This exercise calls for every line of the data below with the string "value" in it.

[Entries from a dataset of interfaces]
[Start of Attachment]

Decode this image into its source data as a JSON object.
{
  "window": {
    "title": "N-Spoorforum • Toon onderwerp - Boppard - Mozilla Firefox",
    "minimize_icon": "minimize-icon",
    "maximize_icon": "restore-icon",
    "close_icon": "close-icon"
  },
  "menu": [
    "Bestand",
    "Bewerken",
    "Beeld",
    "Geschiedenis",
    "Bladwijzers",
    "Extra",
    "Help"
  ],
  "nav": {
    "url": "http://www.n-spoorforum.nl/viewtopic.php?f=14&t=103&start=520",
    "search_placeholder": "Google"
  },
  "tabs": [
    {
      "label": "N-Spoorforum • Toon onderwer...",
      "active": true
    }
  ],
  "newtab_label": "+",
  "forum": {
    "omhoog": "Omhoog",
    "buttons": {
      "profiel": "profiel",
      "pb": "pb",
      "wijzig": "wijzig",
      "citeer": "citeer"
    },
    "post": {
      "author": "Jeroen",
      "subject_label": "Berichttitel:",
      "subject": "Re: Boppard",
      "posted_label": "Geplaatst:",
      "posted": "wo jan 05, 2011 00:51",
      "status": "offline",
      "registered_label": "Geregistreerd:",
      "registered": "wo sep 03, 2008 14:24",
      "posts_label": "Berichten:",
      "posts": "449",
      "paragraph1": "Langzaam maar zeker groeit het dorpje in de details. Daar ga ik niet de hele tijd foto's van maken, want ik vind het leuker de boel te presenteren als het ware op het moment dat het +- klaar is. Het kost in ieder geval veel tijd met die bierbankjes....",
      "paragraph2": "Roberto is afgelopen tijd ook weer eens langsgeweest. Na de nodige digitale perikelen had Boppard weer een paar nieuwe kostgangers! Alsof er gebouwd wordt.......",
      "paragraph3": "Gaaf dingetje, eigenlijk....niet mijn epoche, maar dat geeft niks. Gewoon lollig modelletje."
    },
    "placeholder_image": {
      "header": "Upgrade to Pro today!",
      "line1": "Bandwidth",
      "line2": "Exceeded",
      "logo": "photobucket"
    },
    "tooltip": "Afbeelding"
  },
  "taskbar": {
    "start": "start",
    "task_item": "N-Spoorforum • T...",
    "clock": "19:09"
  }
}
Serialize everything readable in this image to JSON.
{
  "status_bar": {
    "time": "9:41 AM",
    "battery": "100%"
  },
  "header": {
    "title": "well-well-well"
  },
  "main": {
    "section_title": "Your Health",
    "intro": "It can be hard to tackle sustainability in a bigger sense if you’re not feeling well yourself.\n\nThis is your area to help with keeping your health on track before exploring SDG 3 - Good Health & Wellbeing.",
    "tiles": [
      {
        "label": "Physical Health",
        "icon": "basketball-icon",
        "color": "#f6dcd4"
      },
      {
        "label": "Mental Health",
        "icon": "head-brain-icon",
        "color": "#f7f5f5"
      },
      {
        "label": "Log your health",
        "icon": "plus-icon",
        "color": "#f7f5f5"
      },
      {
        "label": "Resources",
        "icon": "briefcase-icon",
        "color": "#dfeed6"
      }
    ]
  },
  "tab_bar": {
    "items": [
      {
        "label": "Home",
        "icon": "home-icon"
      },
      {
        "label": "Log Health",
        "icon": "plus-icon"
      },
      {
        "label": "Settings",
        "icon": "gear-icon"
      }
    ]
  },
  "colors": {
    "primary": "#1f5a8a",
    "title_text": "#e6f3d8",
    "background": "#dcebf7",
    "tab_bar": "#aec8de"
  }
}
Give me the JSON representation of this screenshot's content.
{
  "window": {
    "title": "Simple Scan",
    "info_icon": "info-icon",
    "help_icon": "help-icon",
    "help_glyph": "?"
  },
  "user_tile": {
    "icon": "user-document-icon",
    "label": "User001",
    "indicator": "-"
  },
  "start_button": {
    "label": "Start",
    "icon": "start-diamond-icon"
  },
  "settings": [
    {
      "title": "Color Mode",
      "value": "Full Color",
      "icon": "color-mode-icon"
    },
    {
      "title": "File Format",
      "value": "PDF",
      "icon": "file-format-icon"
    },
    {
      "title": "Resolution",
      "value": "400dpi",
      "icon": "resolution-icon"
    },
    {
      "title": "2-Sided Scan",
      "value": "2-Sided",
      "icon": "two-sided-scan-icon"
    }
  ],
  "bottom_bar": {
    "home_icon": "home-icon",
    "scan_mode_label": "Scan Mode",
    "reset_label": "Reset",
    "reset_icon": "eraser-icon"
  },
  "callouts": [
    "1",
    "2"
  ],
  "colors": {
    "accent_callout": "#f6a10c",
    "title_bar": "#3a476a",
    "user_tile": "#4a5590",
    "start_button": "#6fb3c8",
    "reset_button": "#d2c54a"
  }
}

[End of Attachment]

**Worked solution**
      "value": "Full Color",
      "value": "PDF",
      "value": "400dpi",
      "value": "2-Sided",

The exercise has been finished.